Assignment – Repeat all entries exactly.

[Recorded data]
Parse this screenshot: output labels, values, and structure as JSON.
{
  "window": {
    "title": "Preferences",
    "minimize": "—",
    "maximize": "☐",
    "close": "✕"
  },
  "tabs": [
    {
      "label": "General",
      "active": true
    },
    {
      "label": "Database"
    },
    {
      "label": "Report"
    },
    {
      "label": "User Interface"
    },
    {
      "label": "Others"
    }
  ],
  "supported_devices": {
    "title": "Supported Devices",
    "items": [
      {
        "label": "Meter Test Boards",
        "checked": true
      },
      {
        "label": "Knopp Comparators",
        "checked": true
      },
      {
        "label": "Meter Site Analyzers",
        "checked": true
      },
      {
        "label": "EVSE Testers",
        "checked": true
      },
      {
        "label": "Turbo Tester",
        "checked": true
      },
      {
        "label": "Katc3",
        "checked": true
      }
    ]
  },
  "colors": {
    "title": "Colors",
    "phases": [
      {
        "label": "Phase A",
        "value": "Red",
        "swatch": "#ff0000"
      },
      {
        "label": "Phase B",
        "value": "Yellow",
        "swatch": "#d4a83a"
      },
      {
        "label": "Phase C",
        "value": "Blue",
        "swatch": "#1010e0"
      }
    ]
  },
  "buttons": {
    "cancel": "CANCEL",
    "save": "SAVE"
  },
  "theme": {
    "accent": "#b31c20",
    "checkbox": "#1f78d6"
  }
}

Final answer –
Parse this screenshot: output labels, values, and structure as JSON.
{
  "window": {
    "title": "Preferences",
    "minimize": "—",
    "maximize": "☐",
    "close": "✕"
  },
  "tabs": [
    {
      "label": "General",
      "active": true
    },
    {
      "label": "Database"
    },
    {
      "label": "Report"
    },
    {
      "label": "User Interface"
    },
    {
      "label": "Others"
    }
  ],
  "supported_devices": {
    "title": "Supported Devices",
    "items": [
      {
        "label": "Meter Test Boards",
        "checked": true
      },
      {
        "label": "Knopp Comparators",
        "checked": true
      },
      {
        "label": "Meter Site Analyzers",
        "checked": true
      },
      {
        "label": "EVSE Testers",
        "checked": true
      },
      {
        "label": "Turbo Tester",
        "checked": true
      },
      {
        "label": "Katc3",
        "checked": true
      }
    ]
  },
  "colors": {
    "title": "Colors",
    "phases": [
      {
        "label": "Phase A",
        "value": "Red",
        "swatch": "#ff0000"
      },
      {
        "label": "Phase B",
        "value": "Yellow",
        "swatch": "#d4a83a"
      },
      {
        "label": "Phase C",
        "value": "Blue",
        "swatch": "#1010e0"
      }
    ]
  },
  "buttons": {
    "cancel": "CANCEL",
    "save": "SAVE"
  },
  "theme": {
    "accent": "#b31c20",
    "checkbox": "#1f78d6"
  }
}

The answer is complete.